• Problem to work on: Your answer should hold exactly the lines from the line containing "Parse this screenshot: output" through the end of the entries that follow.

• Available records:
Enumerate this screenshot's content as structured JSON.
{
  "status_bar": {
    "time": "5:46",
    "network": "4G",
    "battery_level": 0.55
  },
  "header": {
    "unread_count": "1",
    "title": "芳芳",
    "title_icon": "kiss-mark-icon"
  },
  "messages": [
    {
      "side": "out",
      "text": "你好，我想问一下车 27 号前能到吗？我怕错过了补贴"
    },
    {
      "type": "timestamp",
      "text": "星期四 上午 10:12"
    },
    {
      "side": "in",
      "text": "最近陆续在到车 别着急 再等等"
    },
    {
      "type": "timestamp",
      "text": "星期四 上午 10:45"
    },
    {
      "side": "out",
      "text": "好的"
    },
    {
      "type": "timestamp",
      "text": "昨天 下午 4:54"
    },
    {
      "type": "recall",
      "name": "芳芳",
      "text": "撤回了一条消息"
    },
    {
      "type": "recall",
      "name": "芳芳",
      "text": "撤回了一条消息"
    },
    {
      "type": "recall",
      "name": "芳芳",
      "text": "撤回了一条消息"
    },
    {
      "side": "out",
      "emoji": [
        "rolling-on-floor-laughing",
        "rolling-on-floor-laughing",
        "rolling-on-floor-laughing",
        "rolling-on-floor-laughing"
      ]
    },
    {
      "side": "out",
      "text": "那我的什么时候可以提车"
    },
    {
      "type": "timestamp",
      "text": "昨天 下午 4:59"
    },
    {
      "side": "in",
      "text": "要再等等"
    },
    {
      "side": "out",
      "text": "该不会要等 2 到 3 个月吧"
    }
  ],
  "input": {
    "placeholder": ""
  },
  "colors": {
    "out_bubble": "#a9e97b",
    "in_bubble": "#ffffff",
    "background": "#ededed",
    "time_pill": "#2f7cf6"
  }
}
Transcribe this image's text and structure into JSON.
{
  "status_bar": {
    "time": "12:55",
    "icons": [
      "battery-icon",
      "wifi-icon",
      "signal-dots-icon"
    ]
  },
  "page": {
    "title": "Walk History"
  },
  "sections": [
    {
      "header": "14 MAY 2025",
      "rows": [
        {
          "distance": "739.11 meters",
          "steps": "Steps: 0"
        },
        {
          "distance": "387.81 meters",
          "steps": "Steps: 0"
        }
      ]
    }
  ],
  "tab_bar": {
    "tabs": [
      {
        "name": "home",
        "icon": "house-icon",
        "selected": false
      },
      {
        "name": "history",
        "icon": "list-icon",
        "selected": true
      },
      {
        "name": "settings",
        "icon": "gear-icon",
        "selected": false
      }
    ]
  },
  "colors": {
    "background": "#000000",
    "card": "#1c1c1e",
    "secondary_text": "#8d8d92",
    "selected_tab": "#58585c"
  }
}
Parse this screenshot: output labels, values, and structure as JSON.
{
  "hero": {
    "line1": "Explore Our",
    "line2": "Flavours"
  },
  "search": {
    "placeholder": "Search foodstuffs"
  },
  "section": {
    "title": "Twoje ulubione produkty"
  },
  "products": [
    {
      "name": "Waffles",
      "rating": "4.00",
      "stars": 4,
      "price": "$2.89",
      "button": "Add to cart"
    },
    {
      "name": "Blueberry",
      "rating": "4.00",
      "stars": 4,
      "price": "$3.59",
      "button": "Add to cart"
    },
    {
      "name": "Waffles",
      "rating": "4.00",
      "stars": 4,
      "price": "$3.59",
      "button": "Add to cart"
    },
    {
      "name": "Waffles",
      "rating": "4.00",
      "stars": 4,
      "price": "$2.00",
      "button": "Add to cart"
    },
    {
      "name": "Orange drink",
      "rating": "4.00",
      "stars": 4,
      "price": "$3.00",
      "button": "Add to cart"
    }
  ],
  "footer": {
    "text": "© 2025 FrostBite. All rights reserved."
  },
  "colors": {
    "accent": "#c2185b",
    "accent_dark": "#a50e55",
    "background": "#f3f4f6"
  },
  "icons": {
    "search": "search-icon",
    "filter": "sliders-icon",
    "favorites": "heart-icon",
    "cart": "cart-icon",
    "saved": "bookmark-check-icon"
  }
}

• Task output:
Parse this screenshot: output labels, values, and structure as JSON.
{
  "hero": {
    "line1": "Explore Our",
    "line2": "Flavours"
  },
  "search": {
    "placeholder": "Search foodstuffs"
  },
  "section": {
    "title": "Twoje ulubione produkty"
  },
  "products": [
    {
      "name": "Waffles",
      "rating": "4.00",
      "stars": 4,
      "price": "$2.89",
      "button": "Add to cart"
    },
    {
      "name": "Blueberry",
      "rating": "4.00",
      "stars": 4,
      "price": "$3.59",
      "button": "Add to cart"
    },
    {
      "name": "Waffles",
      "rating": "4.00",
      "stars": 4,
      "price": "$3.59",
      "button": "Add to cart"
    },
    {
      "name": "Waffles",
      "rating": "4.00",
      "stars": 4,
      "price": "$2.00",
      "button": "Add to cart"
    },
    {
      "name": "Orange drink",
      "rating": "4.00",
      "stars": 4,
      "price": "$3.00",
      "button": "Add to cart"
    }
  ],
  "footer": {
    "text": "© 2025 FrostBite. All rights reserved."
  },
  "colors": {
    "accent": "#c2185b",
    "accent_dark": "#a50e55",
    "background": "#f3f4f6"
  },
  "icons": {
    "search": "search-icon",
    "filter": "sliders-icon",
    "favorites": "heart-icon",
    "cart": "cart-icon",
    "saved": "bookmark-check-icon"
  }
}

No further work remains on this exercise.